* PROBLEM DETAILS: Starting with the first line and ending with the last, copy the entries word for word.

----- DATA UNDER STUDY

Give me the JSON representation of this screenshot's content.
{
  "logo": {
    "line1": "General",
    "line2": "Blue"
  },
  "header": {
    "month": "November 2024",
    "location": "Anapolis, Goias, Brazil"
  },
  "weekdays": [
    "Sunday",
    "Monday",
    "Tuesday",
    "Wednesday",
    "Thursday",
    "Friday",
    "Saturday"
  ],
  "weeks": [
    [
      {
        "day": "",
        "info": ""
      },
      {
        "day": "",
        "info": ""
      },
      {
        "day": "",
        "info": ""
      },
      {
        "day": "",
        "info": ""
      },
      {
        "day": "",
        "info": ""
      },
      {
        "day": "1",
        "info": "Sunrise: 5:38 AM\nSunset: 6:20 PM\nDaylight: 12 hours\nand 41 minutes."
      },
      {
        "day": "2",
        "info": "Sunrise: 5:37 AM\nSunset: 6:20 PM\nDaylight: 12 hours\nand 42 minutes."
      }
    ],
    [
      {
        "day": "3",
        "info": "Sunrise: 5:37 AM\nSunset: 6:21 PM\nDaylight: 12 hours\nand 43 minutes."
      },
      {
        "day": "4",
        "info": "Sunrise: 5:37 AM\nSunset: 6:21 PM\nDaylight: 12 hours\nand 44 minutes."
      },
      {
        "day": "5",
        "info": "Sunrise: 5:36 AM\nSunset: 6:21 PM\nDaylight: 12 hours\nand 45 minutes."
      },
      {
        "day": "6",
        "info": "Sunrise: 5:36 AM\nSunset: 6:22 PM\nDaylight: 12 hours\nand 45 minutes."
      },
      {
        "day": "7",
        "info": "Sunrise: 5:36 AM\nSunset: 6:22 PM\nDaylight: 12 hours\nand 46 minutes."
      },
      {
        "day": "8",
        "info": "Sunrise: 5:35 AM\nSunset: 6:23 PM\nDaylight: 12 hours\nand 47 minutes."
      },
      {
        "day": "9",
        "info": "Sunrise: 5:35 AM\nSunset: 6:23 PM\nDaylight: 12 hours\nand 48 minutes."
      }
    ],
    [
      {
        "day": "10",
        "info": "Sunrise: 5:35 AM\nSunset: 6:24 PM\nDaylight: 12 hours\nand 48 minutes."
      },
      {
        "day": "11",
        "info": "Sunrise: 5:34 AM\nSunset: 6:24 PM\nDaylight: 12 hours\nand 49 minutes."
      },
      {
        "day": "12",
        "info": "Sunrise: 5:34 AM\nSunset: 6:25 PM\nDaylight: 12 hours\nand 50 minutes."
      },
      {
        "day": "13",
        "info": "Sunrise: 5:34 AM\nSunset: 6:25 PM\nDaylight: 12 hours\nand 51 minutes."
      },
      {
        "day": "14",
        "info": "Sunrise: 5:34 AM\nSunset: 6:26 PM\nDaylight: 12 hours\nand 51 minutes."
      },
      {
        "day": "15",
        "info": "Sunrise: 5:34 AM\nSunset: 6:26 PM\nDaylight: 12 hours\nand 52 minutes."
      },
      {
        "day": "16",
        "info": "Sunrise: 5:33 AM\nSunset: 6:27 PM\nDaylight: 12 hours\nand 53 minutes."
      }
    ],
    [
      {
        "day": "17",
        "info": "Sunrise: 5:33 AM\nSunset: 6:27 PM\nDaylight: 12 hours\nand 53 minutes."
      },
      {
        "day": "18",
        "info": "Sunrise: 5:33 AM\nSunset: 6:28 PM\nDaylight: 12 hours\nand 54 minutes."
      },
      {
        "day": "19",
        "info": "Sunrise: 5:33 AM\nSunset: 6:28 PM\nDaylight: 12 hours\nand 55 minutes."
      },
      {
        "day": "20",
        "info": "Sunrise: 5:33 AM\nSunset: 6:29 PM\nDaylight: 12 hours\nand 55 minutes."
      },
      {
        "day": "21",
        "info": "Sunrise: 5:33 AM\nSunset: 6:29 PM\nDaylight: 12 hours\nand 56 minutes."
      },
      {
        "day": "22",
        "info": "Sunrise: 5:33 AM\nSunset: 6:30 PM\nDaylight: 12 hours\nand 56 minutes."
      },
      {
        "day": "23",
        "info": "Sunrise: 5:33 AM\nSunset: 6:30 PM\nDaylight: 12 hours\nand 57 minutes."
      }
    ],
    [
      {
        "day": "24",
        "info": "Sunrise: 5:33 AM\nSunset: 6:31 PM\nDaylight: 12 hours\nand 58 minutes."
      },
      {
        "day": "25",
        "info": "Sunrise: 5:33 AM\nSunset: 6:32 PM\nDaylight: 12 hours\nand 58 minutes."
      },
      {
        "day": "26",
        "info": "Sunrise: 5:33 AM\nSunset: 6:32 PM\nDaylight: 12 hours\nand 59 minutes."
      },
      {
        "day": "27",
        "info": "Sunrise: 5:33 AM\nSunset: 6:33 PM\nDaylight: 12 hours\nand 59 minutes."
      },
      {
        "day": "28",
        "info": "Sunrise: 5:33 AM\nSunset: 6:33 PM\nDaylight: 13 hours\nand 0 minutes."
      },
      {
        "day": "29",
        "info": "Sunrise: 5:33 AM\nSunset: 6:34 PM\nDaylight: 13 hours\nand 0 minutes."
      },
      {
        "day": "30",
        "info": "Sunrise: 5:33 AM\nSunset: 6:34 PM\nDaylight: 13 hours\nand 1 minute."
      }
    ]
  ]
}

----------

* EXERCISE OUTPUT:
Give me the JSON representation of this screenshot's content.
{
  "logo": {
    "line1": "General",
    "line2": "Blue"
  },
  "header": {
    "month": "November 2024",
    "location": "Anapolis, Goias, Brazil"
  },
  "weekdays": [
    "Sunday",
    "Monday",
    "Tuesday",
    "Wednesday",
    "Thursday",
    "Friday",
    "Saturday"
  ],
  "weeks": [
    [
      {
        "day": "",
        "info": ""
      },
      {
        "day": "",
        "info": ""
      },
      {
        "day": "",
        "info": ""
      },
      {
        "day": "",
        "info": ""
      },
      {
        "day": "",
        "info": ""
      },
      {
        "day": "1",
        "info": "Sunrise: 5:38 AM\nSunset: 6:20 PM\nDaylight: 12 hours\nand 41 minutes."
      },
      {
        "day": "2",
        "info": "Sunrise: 5:37 AM\nSunset: 6:20 PM\nDaylight: 12 hours\nand 42 minutes."
      }
    ],
    [
      {
        "day": "3",
        "info": "Sunrise: 5:37 AM\nSunset: 6:21 PM\nDaylight: 12 hours\nand 43 minutes."
      },
      {
        "day": "4",
        "info": "Sunrise: 5:37 AM\nSunset: 6:21 PM\nDaylight: 12 hours\nand 44 minutes."
      },
      {
        "day": "5",
        "info": "Sunrise: 5:36 AM\nSunset: 6:21 PM\nDaylight: 12 hours\nand 45 minutes."
      },
      {
        "day": "6",
        "info": "Sunrise: 5:36 AM\nSunset: 6:22 PM\nDaylight: 12 hours\nand 45 minutes."
      },
      {
        "day": "7",
        "info": "Sunrise: 5:36 AM\nSunset: 6:22 PM\nDaylight: 12 hours\nand 46 minutes."
      },
      {
        "day": "8",
        "info": "Sunrise: 5:35 AM\nSunset: 6:23 PM\nDaylight: 12 hours\nand 47 minutes."
      },
      {
        "day": "9",
        "info": "Sunrise: 5:35 AM\nSunset: 6:23 PM\nDaylight: 12 hours\nand 48 minutes."
      }
    ],
    [
      {
        "day": "10",
        "info": "Sunrise: 5:35 AM\nSunset: 6:24 PM\nDaylight: 12 hours\nand 48 minutes."
      },
      {
        "day": "11",
        "info": "Sunrise: 5:34 AM\nSunset: 6:24 PM\nDaylight: 12 hours\nand 49 minutes."
      },
      {
        "day": "12",
        "info": "Sunrise: 5:34 AM\nSunset: 6:25 PM\nDaylight: 12 hours\nand 50 minutes."
      },
      {
        "day": "13",
        "info": "Sunrise: 5:34 AM\nSunset: 6:25 PM\nDaylight: 12 hours\nand 51 minutes."
      },
      {
        "day": "14",
        "info": "Sunrise: 5:34 AM\nSunset: 6:26 PM\nDaylight: 12 hours\nand 51 minutes."
      },
      {
        "day": "15",
        "info": "Sunrise: 5:34 AM\nSunset: 6:26 PM\nDaylight: 12 hours\nand 52 minutes."
      },
      {
        "day": "16",
        "info": "Sunrise: 5:33 AM\nSunset: 6:27 PM\nDaylight: 12 hours\nand 53 minutes."
      }
    ],
    [
      {
        "day": "17",
        "info": "Sunrise: 5:33 AM\nSunset: 6:27 PM\nDaylight: 12 hours\nand 53 minutes."
      },
      {
        "day": "18",
        "info": "Sunrise: 5:33 AM\nSunset: 6:28 PM\nDaylight: 12 hours\nand 54 minutes."
      },
      {
        "day": "19",
        "info": "Sunrise: 5:33 AM\nSunset: 6:28 PM\nDaylight: 12 hours\nand 55 minutes."
      },
      {
        "day": "20",
        "info": "Sunrise: 5:33 AM\nSunset: 6:29 PM\nDaylight: 12 hours\nand 55 minutes."
      },
      {
        "day": "21",
        "info": "Sunrise: 5:33 AM\nSunset: 6:29 PM\nDaylight: 12 hours\nand 56 minutes."
      },
      {
        "day": "22",
        "info": "Sunrise: 5:33 AM\nSunset: 6:30 PM\nDaylight: 12 hours\nand 56 minutes."
      },
      {
        "day": "23",
        "info": "Sunrise: 5:33 AM\nSunset: 6:30 PM\nDaylight: 12 hours\nand 57 minutes."
      }
    ],
    [
      {
        "day": "24",
        "info": "Sunrise: 5:33 AM\nSunset: 6:31 PM\nDaylight: 12 hours\nand 58 minutes."
      },
      {
        "day": "25",
        "info": "Sunrise: 5:33 AM\nSunset: 6:32 PM\nDaylight: 12 hours\nand 58 minutes."
      },
      {
        "day": "26",
        "info": "Sunrise: 5:33 AM\nSunset: 6:32 PM\nDaylight: 12 hours\nand 59 minutes."
      },
      {
        "day": "27",
        "info": "Sunrise: 5:33 AM\nSunset: 6:33 PM\nDaylight: 12 hours\nand 59 minutes."
      },
      {
        "day": "28",
        "info": "Sunrise: 5:33 AM\nSunset: 6:33 PM\nDaylight: 13 hours\nand 0 minutes."
      },
      {
        "day": "29",
        "info": "Sunrise: 5:33 AM\nSunset: 6:34 PM\nDaylight: 13 hours\nand 0 minutes."
      },
      {
        "day": "30",
        "info": "Sunrise: 5:33 AM\nSunset: 6:34 PM\nDaylight: 13 hours\nand 1 minute."
      }
    ]
  ]
}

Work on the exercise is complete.